_Stored data:_
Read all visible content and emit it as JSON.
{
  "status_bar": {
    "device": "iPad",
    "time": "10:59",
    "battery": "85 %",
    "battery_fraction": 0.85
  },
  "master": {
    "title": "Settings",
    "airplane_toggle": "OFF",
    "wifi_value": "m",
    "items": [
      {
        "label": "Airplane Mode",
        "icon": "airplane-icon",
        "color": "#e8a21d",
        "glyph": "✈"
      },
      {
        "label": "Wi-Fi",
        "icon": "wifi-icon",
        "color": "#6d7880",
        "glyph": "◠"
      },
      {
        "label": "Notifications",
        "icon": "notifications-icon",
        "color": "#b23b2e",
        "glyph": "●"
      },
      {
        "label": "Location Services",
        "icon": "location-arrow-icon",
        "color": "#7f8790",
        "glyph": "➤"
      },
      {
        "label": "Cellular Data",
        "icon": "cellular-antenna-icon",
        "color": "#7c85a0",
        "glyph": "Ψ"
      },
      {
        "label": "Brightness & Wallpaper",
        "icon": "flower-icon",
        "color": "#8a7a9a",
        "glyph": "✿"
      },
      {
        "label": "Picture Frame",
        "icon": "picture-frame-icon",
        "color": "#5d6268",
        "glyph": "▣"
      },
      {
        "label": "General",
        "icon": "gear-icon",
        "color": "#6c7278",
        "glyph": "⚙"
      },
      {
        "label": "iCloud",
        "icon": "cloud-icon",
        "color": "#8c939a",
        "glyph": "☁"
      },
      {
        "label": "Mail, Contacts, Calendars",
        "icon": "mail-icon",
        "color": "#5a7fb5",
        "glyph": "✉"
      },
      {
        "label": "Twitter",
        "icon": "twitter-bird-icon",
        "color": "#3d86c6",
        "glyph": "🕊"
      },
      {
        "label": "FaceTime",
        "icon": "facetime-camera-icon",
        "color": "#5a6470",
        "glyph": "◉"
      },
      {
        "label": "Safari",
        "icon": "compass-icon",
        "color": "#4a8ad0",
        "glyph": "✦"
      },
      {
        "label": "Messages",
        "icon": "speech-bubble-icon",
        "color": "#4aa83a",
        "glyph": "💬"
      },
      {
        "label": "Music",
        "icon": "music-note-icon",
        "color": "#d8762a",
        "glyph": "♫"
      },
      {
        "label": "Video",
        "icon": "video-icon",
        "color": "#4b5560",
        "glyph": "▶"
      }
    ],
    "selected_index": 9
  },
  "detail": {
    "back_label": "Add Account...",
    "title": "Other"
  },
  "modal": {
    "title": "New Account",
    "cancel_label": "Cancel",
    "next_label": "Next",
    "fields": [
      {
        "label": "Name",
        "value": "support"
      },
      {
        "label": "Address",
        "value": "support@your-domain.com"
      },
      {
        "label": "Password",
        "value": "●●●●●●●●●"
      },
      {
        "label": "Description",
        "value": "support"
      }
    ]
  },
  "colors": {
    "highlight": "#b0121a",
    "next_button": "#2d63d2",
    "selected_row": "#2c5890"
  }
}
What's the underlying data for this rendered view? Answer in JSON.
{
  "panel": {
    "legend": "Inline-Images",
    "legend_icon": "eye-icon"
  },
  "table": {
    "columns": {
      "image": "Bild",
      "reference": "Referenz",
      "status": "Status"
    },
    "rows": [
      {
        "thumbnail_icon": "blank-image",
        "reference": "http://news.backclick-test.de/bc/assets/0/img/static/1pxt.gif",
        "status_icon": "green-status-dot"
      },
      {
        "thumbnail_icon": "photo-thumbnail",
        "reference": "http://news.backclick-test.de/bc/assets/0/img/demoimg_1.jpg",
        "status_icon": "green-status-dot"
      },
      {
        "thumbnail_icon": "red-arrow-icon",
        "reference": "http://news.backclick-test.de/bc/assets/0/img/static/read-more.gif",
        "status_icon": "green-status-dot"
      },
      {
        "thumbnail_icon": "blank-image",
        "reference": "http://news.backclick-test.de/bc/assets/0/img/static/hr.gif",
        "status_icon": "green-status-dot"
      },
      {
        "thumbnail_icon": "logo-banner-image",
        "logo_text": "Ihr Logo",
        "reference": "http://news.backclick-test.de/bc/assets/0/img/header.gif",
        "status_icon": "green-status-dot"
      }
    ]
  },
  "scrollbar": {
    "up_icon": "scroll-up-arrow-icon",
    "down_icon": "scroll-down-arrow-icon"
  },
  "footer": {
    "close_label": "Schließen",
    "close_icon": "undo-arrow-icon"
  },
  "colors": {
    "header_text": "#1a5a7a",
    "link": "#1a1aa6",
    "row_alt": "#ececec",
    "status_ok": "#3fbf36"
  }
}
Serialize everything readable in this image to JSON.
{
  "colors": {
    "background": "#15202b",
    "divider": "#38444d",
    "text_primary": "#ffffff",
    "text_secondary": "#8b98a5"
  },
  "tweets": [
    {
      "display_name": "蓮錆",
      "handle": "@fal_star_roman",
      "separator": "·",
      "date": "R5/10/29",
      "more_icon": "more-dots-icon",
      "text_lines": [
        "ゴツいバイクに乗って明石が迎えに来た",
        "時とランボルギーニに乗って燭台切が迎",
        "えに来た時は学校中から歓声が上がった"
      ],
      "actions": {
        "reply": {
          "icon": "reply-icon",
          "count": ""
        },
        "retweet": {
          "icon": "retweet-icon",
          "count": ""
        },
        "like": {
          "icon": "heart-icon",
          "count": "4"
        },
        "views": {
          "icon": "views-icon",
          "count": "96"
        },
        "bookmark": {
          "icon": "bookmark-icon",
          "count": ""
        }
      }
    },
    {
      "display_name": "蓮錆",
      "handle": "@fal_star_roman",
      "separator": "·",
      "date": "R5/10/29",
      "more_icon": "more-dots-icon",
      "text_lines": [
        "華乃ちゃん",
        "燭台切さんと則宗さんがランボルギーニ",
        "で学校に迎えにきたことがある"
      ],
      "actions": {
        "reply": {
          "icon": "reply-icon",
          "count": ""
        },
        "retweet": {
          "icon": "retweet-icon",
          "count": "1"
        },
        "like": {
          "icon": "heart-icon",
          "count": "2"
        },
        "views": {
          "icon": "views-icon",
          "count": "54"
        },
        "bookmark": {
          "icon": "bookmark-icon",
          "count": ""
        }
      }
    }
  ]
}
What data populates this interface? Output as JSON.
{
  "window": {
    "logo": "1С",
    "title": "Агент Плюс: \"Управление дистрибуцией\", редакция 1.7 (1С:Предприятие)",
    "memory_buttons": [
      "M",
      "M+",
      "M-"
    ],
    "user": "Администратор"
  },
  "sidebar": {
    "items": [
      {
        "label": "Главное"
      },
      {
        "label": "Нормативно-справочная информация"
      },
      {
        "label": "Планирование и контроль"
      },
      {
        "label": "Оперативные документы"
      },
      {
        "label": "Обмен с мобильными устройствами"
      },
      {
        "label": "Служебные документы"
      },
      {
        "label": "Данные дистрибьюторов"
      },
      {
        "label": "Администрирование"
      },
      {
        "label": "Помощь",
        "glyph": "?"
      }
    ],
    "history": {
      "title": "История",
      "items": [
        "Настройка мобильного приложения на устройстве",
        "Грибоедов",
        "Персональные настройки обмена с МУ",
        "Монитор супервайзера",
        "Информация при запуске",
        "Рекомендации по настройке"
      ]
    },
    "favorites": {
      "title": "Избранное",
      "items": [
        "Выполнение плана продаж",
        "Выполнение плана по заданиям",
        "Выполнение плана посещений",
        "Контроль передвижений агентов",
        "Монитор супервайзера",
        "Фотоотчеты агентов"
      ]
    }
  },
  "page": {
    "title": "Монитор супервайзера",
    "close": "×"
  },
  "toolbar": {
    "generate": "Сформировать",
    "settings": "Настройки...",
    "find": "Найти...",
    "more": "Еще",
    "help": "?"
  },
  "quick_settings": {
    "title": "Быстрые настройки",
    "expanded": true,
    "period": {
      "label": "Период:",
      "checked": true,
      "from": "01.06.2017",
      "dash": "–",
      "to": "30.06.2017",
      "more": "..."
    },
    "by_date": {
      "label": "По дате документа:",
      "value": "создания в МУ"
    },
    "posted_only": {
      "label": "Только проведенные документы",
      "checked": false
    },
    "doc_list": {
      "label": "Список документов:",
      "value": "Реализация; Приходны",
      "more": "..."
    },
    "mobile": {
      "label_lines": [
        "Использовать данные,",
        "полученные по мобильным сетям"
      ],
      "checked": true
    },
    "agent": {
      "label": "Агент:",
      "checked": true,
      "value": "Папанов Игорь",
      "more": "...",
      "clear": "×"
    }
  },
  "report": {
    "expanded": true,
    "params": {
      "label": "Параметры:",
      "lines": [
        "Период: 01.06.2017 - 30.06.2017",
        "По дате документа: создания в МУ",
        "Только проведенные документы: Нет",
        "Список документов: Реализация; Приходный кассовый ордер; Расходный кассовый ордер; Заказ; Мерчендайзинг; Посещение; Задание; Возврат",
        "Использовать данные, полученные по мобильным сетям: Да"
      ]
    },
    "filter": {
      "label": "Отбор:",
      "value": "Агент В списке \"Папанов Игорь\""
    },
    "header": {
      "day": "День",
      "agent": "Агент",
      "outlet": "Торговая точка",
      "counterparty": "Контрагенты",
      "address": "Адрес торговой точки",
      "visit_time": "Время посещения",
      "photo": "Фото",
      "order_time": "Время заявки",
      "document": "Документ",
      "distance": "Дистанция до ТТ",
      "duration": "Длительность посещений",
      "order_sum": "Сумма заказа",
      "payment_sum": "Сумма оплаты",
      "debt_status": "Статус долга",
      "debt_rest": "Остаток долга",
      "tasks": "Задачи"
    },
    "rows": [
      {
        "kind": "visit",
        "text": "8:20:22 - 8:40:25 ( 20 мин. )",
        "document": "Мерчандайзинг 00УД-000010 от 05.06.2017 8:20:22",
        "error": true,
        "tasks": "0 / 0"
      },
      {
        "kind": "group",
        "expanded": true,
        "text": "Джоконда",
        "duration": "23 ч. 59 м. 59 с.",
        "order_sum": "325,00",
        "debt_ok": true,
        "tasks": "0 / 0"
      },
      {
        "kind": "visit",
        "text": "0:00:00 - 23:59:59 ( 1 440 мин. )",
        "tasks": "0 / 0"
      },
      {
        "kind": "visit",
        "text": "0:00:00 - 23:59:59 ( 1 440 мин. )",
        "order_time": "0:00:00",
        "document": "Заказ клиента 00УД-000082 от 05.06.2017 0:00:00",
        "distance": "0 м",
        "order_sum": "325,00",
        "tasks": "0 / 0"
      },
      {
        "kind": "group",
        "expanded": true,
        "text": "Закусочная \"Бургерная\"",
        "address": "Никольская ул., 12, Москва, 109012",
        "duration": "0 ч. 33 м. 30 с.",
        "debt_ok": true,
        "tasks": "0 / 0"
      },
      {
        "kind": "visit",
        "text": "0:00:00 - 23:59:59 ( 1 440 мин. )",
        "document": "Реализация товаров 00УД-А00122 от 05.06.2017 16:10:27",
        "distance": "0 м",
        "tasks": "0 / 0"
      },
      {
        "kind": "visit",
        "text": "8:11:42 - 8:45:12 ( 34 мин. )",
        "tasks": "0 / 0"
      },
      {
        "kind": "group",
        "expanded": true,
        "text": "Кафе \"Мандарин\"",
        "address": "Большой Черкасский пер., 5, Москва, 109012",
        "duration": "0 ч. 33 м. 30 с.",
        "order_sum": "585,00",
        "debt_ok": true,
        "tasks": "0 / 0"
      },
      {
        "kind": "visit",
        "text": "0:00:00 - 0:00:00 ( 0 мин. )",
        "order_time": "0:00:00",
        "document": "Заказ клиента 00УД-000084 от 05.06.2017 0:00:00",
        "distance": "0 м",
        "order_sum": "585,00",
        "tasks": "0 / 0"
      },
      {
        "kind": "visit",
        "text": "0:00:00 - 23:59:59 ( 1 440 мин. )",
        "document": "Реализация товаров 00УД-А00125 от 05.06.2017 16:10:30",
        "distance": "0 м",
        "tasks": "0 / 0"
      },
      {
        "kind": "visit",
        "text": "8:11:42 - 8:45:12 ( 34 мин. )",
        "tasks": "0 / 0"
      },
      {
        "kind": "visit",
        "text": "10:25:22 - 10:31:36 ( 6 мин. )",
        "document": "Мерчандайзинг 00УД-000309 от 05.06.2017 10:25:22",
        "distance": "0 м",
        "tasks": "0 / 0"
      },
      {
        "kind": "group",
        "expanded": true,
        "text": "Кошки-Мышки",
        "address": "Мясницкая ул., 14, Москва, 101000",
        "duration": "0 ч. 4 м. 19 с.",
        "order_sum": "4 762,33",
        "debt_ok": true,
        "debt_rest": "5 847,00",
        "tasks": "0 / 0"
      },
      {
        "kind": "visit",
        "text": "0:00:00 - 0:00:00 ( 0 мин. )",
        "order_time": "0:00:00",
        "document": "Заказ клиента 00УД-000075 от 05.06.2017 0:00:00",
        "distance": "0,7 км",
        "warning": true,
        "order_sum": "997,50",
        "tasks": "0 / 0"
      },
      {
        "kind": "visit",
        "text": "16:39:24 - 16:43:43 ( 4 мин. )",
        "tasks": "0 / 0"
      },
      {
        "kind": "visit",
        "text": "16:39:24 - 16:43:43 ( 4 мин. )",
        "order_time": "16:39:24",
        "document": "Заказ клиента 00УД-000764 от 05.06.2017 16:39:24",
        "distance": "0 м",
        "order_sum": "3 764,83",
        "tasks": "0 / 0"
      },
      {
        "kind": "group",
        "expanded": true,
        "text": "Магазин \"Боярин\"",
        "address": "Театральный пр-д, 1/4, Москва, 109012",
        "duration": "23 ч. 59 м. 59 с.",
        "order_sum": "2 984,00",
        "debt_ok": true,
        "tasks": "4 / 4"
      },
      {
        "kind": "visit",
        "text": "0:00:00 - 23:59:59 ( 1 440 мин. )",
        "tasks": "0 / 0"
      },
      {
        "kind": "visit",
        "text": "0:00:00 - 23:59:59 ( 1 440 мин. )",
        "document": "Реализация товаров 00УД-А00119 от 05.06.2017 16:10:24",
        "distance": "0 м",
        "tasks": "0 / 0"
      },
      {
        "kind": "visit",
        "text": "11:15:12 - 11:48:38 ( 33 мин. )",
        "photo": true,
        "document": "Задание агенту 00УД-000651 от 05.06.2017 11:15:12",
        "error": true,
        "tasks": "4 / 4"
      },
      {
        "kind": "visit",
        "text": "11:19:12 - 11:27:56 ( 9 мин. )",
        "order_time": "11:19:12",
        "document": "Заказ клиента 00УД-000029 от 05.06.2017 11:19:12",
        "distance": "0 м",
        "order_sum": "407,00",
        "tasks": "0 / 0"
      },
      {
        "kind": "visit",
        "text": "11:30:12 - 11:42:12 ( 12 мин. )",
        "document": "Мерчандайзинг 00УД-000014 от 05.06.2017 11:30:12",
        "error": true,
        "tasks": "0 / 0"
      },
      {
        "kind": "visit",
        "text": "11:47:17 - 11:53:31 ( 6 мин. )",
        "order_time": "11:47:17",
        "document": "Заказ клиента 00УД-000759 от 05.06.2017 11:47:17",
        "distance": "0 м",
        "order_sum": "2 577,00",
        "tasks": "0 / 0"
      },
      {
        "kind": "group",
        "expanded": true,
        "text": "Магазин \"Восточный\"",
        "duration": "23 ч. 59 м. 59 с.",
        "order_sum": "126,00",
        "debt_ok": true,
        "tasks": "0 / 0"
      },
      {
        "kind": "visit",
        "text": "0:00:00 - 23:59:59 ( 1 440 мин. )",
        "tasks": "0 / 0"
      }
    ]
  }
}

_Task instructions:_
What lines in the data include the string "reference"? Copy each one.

_Output of the task:_
      "reference": "Referenz",
        "reference": "http://news.backclick-test.de/bc/assets/0/img/static/1pxt.gif",
        "reference": "http://news.backclick-test.de/bc/assets/0/img/demoimg_1.jpg",
        "reference": "http://news.backclick-test.de/bc/assets/0/img/static/read-more.gif",
        "reference": "http://news.backclick-test.de/bc/assets/0/img/static/hr.gif",
        "reference": "http://news.backclick-test.de/bc/assets/0/img/header.gif",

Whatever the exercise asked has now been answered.